Under President Joe Biden, Democratic policy ideas have gotten so radical that even so-called "compromise" proposals are toxic. Biden's climate plan is nearly identical to the Green New Deal, Fairness for All is almost the same as the Equality Act, etc., and now there's a new "compromise" proposal on election law from Senators Joe Manchin (D-W. Va.) and Lisa Murkowski (R-Alaska) that would be more of the same. They've "tried to shift away from the comprehensive overreach" of the first election overhaul, H.R. 1, FRC's Ken Blackwell said, but the truth is, it's just as lethal.
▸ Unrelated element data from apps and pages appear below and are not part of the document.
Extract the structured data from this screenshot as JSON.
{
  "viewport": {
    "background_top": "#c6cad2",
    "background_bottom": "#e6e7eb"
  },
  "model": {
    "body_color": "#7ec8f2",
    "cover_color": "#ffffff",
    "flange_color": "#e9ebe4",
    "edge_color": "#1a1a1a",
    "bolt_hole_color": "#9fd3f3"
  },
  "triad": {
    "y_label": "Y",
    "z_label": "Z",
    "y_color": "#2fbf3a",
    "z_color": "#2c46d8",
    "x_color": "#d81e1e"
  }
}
The Democrats' original proposal to unwind election security measures and federalize election law (H.R.1/S.1) ground to a halt in the Senate after a tied committee vote and Sen. Manchin's insistence on finding Republican support for any election law. The Democrats cleverly branded the massive bill the "For the People Act," although a more accurate title would have been the "Corrupt Politicians Act" for the way it would strip power from the people and make cheating easier.
Meanwhile, the Manchin-Murkowski measure, which has yet to win the support of Majority Leader Chuck Schumer (D-N.Y.), "would put a chokehold" on states shoring up their election systems, said Blackwell. Manchin has proposed that the U.S. attorney general would have "preclearance" power over "any changes to election processes and policies at the state level." The 2020 election exposed failures in states across the country, and legislatures in 47 states are considering various election reform measures. Under Manchin's voting rights bill, every state would have to get permission from the U.S Attorney General before implementing any of those changes. It's hard to imagine the constitutional anarchy that would ensue if one unelected bureaucrat held veto power over states' ability to conduct their own elections, as the Constitution provides.
The "preclearance" idea didn't come out of thin air. Under the Voting Rights Act passed in the 1960s, nine states with racially discriminatory voting practices had to pre-clear any election changes with the U.S. attorney general. But the preclearance condition only ever applied to states with a racially troubling track record. In 2013, the Supreme Court in Shelby County v. Holderstruck down the preclearance mandate as unconstitutional, saying that it was an "extraordinary departure from the traditional course of relations between the States and the Federal Government," which no longer reflected "current political conditions." In other words, there's no longer evidence of racially motivated voter suppression that would justify subjecting state election reforms to "preclearance" by the U.S. attorney general.
Even this ostensibly bipartisan proposal, Blackwell argued on Thursday's "Washington Watch," "would undermine totally our federalism system, which puts emphasis on state and local control and in our elections. "The most basic level of oversight" should be "at the local level, not [with] some bureaucrats in Washington, D.C." He concluded that Democrats "are really bent on... creating a one party, national system that is... centrally controlled." That's a freedom-killing cocktail, if ever there was one.
The last time the Voting Rights Act was reauthorized, the Senate voted unanimously. Given the Democratic Party's lurch to the Left, it's difficult to find that kind of common ground on anything. Senator Joe Manchin should be congratulated for defending the filibuster, and for trying to find common ground on an issue so central to a free republic's civic life. But the best intentions cannot salvage bad policy. The latest iteration of the voting rights law has too much interference in election rulemaking by unelected bureaucrats. So it's hard to see how Republicans could ever accept it.